Please retype all of the data below, word for word.

RECORDS PROVIDED
Start of Block
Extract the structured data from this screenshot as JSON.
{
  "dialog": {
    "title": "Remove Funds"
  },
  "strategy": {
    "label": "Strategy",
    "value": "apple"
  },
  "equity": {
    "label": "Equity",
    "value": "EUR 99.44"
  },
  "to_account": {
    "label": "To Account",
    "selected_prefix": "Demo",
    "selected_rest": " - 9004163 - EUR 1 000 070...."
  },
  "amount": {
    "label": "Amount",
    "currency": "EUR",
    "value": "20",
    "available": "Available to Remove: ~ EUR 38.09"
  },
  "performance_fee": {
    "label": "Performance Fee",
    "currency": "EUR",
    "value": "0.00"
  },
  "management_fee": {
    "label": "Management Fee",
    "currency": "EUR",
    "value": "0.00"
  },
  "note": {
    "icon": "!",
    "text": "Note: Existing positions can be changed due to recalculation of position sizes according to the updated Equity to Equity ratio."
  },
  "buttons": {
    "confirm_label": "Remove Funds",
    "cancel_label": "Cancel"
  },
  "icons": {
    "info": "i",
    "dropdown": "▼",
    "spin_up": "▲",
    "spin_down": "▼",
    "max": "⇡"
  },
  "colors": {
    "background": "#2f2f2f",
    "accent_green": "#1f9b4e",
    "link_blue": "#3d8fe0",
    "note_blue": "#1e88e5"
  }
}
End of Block
ANSWER SPACE
Extract the structured data from this screenshot as JSON.
{
  "dialog": {
    "title": "Remove Funds"
  },
  "strategy": {
    "label": "Strategy",
    "value": "apple"
  },
  "equity": {
    "label": "Equity",
    "value": "EUR 99.44"
  },
  "to_account": {
    "label": "To Account",
    "selected_prefix": "Demo",
    "selected_rest": " - 9004163 - EUR 1 000 070...."
  },
  "amount": {
    "label": "Amount",
    "currency": "EUR",
    "value": "20",
    "available": "Available to Remove: ~ EUR 38.09"
  },
  "performance_fee": {
    "label": "Performance Fee",
    "currency": "EUR",
    "value": "0.00"
  },
  "management_fee": {
    "label": "Management Fee",
    "currency": "EUR",
    "value": "0.00"
  },
  "note": {
    "icon": "!",
    "text": "Note: Existing positions can be changed due to recalculation of position sizes according to the updated Equity to Equity ratio."
  },
  "buttons": {
    "confirm_label": "Remove Funds",
    "cancel_label": "Cancel"
  },
  "icons": {
    "info": "i",
    "dropdown": "▼",
    "spin_up": "▲",
    "spin_down": "▼",
    "max": "⇡"
  },
  "colors": {
    "background": "#2f2f2f",
    "accent_green": "#1f9b4e",
    "link_blue": "#3d8fe0",
    "note_blue": "#1e88e5"
  }
}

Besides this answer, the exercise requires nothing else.